### Exercise
Which of the lines below hold the word "this"? Pull each of them out.

### Supplied data
== Segment start ==
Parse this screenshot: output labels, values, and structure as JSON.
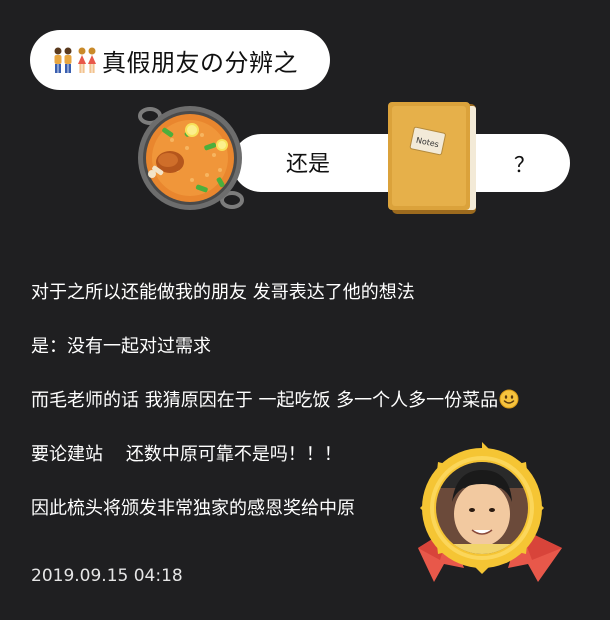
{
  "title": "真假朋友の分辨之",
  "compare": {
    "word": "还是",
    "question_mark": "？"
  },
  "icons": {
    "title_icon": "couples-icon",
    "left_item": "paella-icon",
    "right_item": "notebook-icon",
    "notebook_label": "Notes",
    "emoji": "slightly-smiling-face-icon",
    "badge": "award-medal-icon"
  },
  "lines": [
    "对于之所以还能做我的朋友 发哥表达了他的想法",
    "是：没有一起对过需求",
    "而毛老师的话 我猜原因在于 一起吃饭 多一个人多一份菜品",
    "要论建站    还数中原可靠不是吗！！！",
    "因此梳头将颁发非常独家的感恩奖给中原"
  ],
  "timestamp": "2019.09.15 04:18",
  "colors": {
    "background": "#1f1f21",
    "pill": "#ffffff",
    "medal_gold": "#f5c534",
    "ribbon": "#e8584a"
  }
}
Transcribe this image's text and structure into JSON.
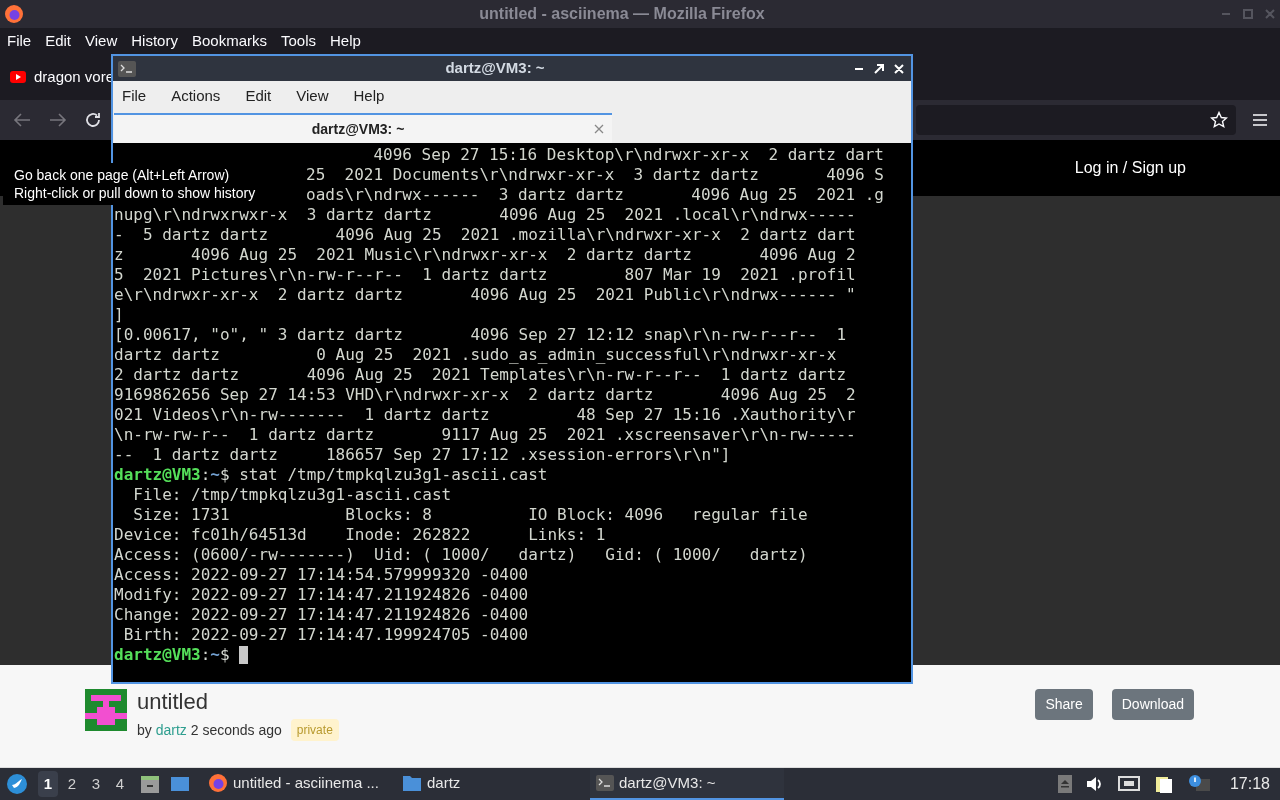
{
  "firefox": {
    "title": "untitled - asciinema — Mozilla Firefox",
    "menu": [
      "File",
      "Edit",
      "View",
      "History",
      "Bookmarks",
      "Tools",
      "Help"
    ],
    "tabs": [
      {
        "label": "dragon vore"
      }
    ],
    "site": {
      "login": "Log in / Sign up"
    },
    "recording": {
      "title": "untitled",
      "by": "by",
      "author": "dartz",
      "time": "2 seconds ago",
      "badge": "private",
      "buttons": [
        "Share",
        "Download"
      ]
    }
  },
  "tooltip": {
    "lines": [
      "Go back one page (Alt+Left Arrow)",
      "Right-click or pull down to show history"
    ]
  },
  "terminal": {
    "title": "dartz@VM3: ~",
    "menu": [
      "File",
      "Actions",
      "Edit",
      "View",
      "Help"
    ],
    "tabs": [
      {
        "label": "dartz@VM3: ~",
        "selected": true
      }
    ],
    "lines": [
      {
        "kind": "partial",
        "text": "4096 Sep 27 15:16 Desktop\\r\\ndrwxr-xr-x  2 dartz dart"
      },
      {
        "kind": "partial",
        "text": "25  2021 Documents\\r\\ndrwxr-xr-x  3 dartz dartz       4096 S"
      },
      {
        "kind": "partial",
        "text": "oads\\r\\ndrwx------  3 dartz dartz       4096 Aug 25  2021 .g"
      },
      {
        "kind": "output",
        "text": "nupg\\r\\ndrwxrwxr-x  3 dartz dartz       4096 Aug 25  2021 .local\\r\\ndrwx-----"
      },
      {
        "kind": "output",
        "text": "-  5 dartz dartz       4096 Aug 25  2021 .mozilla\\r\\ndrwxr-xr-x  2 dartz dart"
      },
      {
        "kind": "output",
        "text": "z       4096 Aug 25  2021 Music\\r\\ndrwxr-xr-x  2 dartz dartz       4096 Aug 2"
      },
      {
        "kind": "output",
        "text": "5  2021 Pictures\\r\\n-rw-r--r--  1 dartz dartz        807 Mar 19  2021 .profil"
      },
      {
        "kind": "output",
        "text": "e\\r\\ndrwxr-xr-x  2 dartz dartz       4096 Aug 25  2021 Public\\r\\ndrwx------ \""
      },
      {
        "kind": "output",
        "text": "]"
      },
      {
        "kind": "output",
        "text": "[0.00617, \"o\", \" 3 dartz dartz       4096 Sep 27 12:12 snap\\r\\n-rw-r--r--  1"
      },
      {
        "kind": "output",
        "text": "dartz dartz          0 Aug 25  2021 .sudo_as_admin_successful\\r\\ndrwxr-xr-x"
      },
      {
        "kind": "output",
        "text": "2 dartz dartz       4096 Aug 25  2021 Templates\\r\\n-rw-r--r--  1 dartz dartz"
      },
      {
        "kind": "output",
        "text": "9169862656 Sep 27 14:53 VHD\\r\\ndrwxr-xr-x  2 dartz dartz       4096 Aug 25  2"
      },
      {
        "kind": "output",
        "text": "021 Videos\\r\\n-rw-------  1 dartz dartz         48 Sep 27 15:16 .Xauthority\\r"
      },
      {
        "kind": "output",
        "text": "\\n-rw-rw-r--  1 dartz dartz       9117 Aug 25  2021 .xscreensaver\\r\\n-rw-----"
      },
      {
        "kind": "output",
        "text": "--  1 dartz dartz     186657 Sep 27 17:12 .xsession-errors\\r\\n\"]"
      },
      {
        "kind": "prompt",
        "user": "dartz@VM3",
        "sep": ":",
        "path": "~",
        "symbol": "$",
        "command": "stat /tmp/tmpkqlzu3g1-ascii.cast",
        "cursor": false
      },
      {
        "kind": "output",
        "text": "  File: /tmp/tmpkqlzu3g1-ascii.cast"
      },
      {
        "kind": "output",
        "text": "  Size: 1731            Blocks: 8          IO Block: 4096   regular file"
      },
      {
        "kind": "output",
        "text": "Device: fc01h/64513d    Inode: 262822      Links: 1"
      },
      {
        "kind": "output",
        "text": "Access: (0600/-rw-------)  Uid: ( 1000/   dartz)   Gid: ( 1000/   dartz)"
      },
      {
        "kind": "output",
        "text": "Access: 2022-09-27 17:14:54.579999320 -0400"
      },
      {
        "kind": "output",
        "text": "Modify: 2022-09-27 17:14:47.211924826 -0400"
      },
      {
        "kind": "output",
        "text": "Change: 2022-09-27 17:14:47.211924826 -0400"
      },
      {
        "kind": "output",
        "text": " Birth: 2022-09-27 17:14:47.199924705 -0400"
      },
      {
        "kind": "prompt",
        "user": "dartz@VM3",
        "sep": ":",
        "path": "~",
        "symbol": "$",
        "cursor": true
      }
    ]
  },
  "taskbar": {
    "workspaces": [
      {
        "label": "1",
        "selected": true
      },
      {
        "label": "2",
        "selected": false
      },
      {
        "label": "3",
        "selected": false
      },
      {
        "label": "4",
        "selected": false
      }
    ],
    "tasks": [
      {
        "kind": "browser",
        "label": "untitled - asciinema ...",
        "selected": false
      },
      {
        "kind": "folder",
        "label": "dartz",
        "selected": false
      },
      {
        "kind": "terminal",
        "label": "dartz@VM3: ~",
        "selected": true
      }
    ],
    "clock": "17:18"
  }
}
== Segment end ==
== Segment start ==
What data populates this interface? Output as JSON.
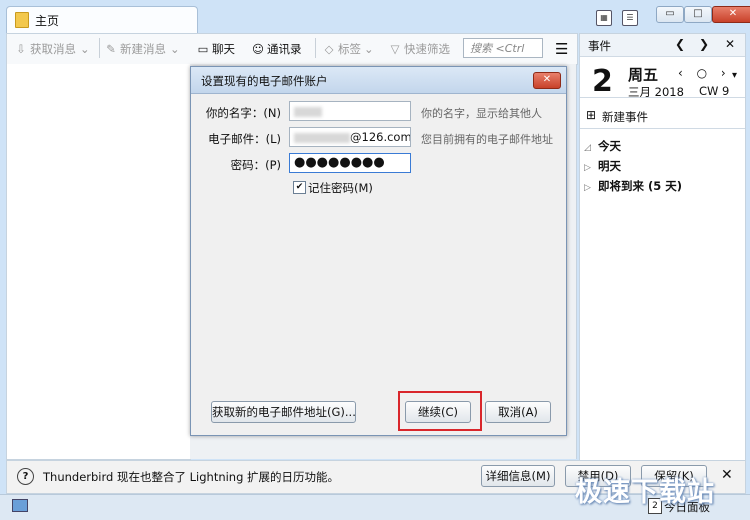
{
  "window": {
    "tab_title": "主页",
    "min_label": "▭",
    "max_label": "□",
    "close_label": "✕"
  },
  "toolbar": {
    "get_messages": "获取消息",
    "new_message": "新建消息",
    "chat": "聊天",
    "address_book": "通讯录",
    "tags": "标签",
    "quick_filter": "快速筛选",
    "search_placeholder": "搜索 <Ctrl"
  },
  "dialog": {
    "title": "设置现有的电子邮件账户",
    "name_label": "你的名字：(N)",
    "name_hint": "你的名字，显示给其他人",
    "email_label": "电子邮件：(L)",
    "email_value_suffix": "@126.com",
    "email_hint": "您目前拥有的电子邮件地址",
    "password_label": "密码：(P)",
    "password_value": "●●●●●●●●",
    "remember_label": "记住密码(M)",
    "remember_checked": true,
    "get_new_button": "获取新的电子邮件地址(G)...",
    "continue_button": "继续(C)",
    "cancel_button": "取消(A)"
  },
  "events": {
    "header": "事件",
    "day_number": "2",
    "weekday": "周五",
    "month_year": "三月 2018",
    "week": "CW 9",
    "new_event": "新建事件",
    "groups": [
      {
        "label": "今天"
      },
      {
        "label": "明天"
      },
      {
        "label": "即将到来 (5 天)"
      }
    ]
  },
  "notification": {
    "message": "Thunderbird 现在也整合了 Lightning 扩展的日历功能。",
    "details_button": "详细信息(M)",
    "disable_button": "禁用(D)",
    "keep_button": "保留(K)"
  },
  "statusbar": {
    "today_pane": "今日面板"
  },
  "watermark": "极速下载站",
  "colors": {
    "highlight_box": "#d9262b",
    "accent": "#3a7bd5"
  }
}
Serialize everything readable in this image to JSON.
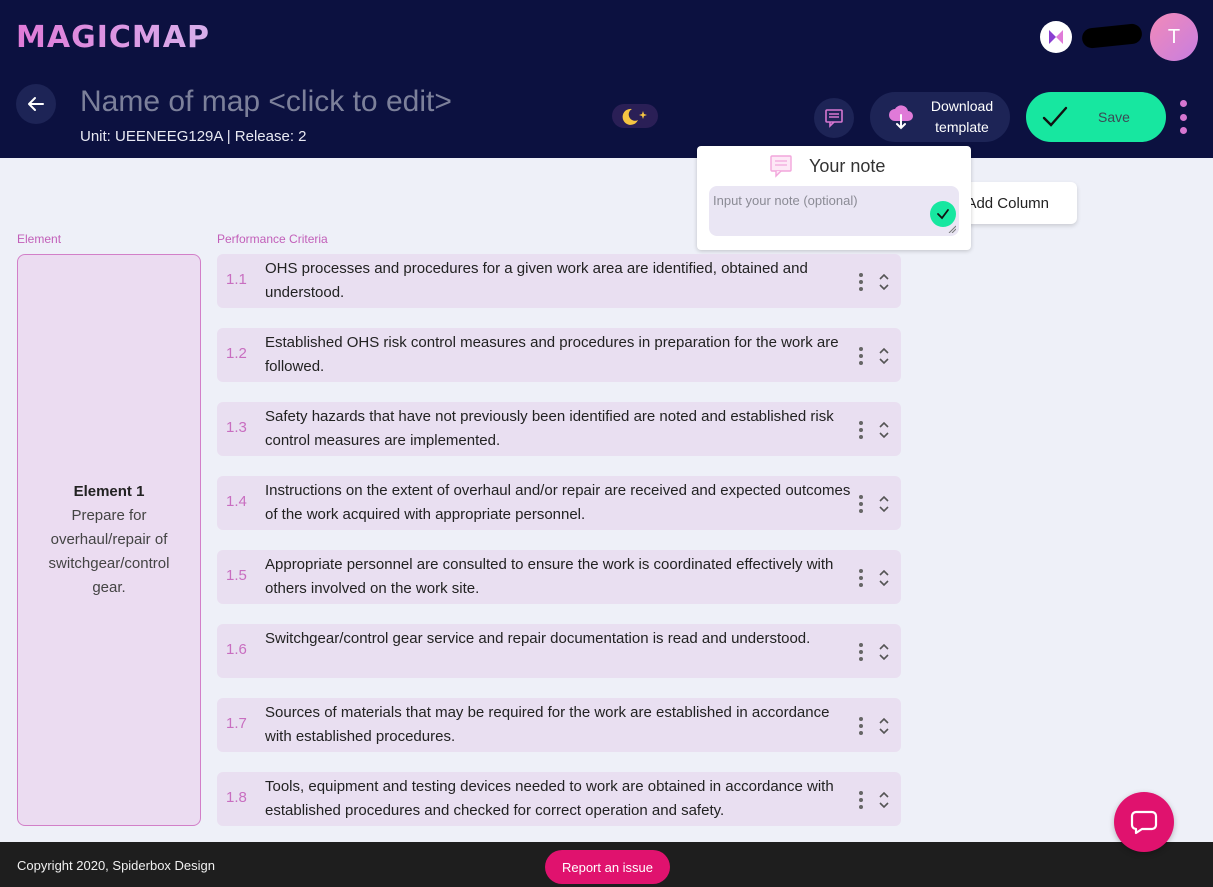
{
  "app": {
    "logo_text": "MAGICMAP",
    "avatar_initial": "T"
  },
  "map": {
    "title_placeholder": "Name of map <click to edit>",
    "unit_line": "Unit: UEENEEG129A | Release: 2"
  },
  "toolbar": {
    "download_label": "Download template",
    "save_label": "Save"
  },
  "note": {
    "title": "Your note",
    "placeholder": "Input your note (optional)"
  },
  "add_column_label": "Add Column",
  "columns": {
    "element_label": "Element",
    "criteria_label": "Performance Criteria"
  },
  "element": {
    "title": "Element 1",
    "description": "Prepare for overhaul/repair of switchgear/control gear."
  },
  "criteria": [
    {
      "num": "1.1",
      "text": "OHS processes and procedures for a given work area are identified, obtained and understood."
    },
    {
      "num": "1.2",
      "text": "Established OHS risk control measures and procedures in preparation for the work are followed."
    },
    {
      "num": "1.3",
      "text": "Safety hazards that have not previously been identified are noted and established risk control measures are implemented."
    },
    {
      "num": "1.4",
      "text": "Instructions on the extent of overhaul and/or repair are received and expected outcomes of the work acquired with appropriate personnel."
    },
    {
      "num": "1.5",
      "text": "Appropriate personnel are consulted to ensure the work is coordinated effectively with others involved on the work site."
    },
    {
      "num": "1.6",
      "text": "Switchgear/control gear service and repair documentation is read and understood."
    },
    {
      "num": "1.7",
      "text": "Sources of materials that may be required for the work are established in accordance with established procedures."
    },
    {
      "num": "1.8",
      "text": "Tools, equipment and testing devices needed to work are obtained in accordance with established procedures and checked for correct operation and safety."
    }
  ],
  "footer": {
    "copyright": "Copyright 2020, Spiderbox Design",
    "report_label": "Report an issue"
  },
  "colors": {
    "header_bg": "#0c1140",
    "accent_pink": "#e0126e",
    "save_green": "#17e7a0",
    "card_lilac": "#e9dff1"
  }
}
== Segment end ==
### Response
Parse this screenshot: output labels, values, and structure as JSON.
Transcribe this image's text and structure into JSON.
What data populates this interface? Output as JSON.
Serialize everything readable in this image to JSON.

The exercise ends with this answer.